Putting a loved one in a nursing home is one of the most difficult decisions you’ll make in your life. Chances are, if you’re considering a nursing home, your loved one is experiencing serious medical or cognitive issues that you are no longer equipped to handle.
So, when you choose a nursing home, you want to find somewhere that you know will care for your loved one with the diligence and dignity they deserve.
Unfortunately, there are all sorts of nursing home problems you may encounter. Here are three of the most common ones and how to deal with them when they arise.
1. Improper Administration of Medication
You put your loved one in a nursing home because you wanted them to have care that you were unable to provide.
And while minor errors are inevitable, you have to trust that your loved one will receive the proper medication from medical professionals entrusted with their care. Unfortunately, improper administration of medication is all too common in nursing homes.
Make sure that the nursing home knows about all medications your loved one is taking. They should know dosages, times, potential side effects and any potential interactions to watch for.
2. Poor Care for Medicaid and Medicare Users
If you’ve ever dealt with a bad nursing home, you’re probably familiar with this sentence, “Medicare/Medicaid doesn’t cover that.”
Here’s the thing: a patient in a nursing home through Medicare or Medicaid is entitled to exactly the same level of treatment as any other patient in that facility.
Any such claim that Medicare or Medicaid doesn’t cover a service is wrong. The Nursing Home Reform Act explicitly prohibits nursing homes from restricting services based on Medicaid or Medicare eligibility.
To be clear: a nursing home is legally obligated and maintain identical policies and practices regarding the transfer, discharge, and provision of services for all patients in their care, regardless of payment source.
Nursing homes also like to claim that they lose money on Medicaid and Medicare patients, usually in the context of unacceptable medical care. They are either lazy or incompetent, and this is not a valid excuse to provide subpar treatment.
If a doctor performed subpar surgery because they were paid less for that surgery, you wouldn’t accept it. You would sue them for medical malpractice.
So, if a nursing home tries to use Medicare or Medicaid as an excuse for an unacceptable quality of care, inform them that they’ll find out from a nursing home abuse lawyer how that story is going to end.
Nursing home evictions are a huge problem for the industry – so big, in fact, that the federal government is cracking down on illegal nursing home evictions.
Under the Nursing Home Reform Act, a resident can only be evicted for six reasons:
- The resident failed to pay
- The resident no longer requires nursing home care
- The resident’s medical needs cannot be met in a nursing home
- The resident’s presence endangers the safety of other residents
- The resident’s presence endangers the health of other residents
- The nursing home is going out of business
A nursing home CANNOT evict a resident because a Medicare or Medicaid bill took too long to process.
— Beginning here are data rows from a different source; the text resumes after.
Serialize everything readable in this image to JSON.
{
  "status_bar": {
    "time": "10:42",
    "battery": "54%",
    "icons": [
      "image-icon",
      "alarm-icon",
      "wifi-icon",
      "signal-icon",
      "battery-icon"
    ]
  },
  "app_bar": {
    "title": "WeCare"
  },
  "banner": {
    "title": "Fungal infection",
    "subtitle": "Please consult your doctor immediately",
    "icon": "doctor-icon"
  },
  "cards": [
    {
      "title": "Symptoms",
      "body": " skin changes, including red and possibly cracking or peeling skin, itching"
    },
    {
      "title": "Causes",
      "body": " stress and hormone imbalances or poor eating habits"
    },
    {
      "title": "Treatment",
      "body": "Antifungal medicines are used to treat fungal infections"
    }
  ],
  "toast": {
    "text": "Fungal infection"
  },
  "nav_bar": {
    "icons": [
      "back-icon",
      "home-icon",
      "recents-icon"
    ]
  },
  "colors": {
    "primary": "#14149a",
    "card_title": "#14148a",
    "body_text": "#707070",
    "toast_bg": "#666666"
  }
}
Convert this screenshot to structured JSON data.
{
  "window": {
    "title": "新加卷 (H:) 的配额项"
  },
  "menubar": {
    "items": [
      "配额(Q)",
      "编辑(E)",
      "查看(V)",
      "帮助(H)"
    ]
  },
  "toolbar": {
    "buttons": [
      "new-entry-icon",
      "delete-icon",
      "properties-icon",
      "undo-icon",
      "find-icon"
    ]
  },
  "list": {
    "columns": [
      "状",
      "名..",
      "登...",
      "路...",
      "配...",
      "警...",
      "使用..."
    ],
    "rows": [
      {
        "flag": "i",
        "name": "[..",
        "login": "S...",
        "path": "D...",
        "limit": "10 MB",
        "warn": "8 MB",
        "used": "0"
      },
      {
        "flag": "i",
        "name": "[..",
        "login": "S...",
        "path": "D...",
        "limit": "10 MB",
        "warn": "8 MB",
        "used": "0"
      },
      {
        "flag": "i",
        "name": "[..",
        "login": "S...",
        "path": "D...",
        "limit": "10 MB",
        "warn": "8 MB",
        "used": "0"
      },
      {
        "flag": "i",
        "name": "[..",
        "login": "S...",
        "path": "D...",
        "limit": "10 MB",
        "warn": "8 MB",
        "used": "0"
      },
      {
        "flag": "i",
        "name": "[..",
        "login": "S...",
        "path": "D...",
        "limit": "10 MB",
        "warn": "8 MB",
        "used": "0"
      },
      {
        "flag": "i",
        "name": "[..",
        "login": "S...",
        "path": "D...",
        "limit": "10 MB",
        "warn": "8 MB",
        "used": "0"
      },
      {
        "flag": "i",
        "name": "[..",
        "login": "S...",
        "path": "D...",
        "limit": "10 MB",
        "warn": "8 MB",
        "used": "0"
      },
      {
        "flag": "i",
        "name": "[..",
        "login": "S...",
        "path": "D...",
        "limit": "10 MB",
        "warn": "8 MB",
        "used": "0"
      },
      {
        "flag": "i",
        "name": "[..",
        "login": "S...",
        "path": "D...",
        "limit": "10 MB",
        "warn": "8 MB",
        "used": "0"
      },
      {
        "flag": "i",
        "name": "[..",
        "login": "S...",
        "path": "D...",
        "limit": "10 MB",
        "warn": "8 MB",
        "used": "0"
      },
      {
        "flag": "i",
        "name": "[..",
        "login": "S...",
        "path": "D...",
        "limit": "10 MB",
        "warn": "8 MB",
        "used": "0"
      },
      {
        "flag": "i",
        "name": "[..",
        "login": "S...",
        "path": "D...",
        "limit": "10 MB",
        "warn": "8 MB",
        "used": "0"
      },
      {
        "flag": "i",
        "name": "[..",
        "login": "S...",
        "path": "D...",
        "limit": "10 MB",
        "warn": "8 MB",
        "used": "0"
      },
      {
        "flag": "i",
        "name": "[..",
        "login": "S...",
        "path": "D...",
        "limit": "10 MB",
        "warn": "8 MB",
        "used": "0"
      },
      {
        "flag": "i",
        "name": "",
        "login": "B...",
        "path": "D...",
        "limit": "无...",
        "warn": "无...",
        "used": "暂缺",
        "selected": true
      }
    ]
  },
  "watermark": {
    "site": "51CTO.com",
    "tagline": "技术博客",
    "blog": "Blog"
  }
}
They also cannot evict a resident because they are being “difficult” or refusing medical care.
Don’t Fall Victim to Nursing Home Problems
When you find yourself dealing with a bad nursing home, they like to make you believe that you don’t have options.
Here’s the truth: you do not need to accept nursing home problems at face value. Your loved one deserves quality care, and you are relying on the nursing home to provide that care.
If you need more advice on how to deal with nursing homes and other end-of-life concerns, check out our blog for more useful tips.